Hernia and complaints

Hernia is a bulge of an intervertebral disc. This can be seen on an MRI or CT scan. Various examples can be found on the internet. Note: many people have a hernia, for example, 60% of people over 60 have something that resembles a hernia. What is striking is that most people have no complaints. When do complaints arise? If the hernia presses against a nerve, or if the hernia leaks or snaps. Back pain and/or leg pain may be the result (neck hernia: neck pain and/or arm pain).
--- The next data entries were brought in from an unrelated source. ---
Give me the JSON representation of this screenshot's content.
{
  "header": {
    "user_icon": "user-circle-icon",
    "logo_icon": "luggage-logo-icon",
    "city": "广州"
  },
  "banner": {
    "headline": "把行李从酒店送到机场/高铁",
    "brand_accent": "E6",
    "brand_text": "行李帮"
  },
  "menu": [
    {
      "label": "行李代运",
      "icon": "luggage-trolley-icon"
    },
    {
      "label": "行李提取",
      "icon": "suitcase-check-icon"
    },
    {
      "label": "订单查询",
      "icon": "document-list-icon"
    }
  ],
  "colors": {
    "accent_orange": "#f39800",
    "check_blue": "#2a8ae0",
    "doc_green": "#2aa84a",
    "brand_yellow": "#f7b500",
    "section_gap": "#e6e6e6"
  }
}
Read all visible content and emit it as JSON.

Complaints caused by a hernia disappear in about 2 out of 3 people with approximately 3 months without special therapy. In the case of severe pain or symptoms (control, feeling, strength) it is wise to seek help from an expert.

 

Damage and recovery
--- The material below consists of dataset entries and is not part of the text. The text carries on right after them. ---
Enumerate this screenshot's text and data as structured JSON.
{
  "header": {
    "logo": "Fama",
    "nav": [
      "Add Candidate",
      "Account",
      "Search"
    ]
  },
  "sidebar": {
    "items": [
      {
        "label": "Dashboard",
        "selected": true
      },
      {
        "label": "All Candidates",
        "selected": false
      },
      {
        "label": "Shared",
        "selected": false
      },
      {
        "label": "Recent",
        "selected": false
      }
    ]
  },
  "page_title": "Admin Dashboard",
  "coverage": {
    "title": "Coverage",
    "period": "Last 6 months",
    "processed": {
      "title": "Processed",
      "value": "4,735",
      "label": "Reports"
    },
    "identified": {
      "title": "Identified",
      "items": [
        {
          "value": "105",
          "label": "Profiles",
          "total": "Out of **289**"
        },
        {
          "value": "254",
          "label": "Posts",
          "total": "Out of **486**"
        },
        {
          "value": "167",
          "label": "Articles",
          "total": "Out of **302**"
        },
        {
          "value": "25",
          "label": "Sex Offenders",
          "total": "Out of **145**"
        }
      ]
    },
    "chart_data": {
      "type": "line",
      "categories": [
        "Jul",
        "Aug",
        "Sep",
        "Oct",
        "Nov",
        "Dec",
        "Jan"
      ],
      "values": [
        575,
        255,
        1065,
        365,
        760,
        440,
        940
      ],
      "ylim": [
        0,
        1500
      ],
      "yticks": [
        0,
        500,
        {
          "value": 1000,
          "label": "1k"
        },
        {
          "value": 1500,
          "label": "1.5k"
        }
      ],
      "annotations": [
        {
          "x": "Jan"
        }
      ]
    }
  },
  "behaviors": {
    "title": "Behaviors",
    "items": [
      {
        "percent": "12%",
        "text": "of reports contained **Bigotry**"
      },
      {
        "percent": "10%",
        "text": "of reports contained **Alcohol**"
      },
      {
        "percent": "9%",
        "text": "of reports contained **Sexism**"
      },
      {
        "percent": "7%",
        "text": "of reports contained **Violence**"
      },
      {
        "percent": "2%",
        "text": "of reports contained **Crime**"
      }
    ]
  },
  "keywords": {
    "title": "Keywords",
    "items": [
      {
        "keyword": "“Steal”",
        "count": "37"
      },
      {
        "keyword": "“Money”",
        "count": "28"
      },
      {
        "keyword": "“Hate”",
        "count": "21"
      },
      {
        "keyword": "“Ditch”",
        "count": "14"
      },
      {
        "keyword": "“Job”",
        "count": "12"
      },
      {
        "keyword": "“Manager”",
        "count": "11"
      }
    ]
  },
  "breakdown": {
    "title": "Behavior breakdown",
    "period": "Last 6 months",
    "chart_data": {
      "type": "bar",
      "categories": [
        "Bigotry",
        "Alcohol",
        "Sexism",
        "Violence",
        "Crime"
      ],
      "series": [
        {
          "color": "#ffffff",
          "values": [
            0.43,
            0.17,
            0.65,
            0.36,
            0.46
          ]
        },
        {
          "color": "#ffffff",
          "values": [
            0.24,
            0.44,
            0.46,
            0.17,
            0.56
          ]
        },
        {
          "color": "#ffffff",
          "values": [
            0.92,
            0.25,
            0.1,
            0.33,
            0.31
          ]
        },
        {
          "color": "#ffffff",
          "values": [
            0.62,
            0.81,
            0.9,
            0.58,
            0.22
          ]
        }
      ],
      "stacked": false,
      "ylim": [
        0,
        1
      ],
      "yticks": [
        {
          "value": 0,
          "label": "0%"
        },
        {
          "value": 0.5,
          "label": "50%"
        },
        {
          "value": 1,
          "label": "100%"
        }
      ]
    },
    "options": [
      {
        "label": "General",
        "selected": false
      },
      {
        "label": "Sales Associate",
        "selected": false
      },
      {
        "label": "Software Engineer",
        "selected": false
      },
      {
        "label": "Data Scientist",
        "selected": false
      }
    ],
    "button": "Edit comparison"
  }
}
The combination of bending + lifting + turning with the lower back has been proven to cause damage to the intervertebral discs, possibly resulting in a hernia. In the past bed rest was recommended to recover. Now it is advised to be physically active as soon as possible and resume the daily routine. It seems possible to speed up the recovery of a number of people with complaints with musculoskeletal medicine and targeted exercise therapy.

  

See also the article on causes of low back pain.

 

References
Deyo RA, Mirza SK. Clinical Practice. Herniated Lumbar Intervertebral Disk. N Engl J Med. 2016 May 5;374(18):1763-72.
Broetz D, Hahn U, Maschke E, Wick W, Kueker W, Weller M. Lumbar disk prolapse: response to mechanical physiotherapy in the absence of changes in magnetic resonance imaging. 
Report of 11 cases.NeuroRehabilitation. 2008;23(3):289-94.

Brinjikji XW et al. Systematic literature review of imaging features of spinal degeneration in asymptomatic populations. AJNR Am J Neuroradiol. 2015 Apr;36(4):811-6.

Weber H, et al. The natural course of acute sciatica with nerve root symptoms in a double-blind placebo-controlled trial evaluating the effect of piroxicam. Spine 1993; 18: 1433-38.